Page and application data records:
----------

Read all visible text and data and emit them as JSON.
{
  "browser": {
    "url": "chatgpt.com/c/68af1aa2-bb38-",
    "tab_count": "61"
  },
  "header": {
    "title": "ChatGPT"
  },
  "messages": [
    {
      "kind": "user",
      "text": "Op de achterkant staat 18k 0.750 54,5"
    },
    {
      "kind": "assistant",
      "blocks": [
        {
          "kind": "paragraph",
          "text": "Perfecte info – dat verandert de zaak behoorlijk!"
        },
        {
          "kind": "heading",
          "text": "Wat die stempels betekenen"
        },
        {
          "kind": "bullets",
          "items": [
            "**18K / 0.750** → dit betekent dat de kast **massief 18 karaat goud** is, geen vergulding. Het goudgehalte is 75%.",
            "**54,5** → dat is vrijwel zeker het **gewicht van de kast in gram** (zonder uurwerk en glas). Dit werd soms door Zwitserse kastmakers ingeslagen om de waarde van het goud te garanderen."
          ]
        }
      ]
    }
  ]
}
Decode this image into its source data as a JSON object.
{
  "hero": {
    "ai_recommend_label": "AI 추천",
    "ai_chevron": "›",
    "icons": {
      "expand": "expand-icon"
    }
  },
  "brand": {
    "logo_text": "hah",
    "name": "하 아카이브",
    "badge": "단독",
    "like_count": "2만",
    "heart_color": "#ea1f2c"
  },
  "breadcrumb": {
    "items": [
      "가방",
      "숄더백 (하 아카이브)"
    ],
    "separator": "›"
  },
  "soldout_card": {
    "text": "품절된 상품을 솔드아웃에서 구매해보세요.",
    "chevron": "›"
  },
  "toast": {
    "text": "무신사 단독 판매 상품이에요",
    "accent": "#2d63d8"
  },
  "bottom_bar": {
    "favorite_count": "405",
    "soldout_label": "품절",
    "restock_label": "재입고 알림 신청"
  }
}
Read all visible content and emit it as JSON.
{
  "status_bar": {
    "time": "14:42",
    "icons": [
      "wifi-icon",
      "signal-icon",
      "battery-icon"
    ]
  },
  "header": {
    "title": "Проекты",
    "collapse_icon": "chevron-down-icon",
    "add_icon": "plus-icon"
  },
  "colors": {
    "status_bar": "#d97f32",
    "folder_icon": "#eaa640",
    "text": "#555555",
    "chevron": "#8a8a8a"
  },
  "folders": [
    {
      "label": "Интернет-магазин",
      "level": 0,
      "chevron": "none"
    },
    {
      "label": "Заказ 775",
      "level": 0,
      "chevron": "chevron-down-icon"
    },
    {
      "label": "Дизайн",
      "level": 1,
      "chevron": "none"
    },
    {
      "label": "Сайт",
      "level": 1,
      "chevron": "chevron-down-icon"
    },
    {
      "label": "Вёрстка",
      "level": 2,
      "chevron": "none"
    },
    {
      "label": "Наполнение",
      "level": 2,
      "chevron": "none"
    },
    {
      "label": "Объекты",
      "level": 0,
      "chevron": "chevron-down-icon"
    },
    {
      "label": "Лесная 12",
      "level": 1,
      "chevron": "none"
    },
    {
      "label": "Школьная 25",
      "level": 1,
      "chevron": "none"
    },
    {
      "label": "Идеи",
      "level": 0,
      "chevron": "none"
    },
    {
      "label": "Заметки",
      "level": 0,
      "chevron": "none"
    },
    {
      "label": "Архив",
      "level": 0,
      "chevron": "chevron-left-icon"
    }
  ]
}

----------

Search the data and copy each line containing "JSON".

OUTPUT FOR THIS TASK:
Read all visible text and data and emit them as JSON.
Decode this image into its source data as a JSON object.
Read all visible content and emit it as JSON.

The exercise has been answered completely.